▸ PROVIDED ENTRIES:

──────────

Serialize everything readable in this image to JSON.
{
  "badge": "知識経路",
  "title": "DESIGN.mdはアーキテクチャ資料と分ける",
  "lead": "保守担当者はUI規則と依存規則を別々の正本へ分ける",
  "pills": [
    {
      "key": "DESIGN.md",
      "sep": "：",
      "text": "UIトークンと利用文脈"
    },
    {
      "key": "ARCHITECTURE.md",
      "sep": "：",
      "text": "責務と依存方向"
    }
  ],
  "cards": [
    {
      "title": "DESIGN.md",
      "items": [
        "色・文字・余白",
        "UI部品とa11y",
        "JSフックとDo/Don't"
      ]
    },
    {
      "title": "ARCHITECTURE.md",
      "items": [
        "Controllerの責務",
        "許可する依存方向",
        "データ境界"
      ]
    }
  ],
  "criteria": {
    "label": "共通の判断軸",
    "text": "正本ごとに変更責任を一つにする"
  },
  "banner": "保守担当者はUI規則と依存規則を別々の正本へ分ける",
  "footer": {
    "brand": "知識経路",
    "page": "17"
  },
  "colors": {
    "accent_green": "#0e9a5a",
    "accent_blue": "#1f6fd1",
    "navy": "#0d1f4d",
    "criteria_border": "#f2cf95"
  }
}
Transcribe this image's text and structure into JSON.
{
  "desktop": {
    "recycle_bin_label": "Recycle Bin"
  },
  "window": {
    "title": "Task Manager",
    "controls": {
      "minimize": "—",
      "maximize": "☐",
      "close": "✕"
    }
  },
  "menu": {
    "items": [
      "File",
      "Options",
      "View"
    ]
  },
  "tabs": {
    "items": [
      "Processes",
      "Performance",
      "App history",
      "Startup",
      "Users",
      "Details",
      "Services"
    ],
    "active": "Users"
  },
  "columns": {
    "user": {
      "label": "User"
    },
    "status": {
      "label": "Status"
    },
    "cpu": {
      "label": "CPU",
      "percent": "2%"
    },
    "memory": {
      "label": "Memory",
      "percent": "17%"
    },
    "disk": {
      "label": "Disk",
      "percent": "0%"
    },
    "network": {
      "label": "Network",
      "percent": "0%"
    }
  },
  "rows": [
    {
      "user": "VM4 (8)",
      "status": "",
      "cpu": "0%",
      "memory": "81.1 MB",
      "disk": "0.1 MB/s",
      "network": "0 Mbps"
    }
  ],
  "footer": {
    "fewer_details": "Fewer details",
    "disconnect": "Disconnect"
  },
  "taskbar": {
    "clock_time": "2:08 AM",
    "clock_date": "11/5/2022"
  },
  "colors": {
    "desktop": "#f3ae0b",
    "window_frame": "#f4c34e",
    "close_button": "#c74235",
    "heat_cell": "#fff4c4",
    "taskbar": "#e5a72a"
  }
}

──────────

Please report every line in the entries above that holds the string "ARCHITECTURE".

▸ EXERCISE RESULT:
      "key": "ARCHITECTURE.md",
      "title": "ARCHITECTURE.md",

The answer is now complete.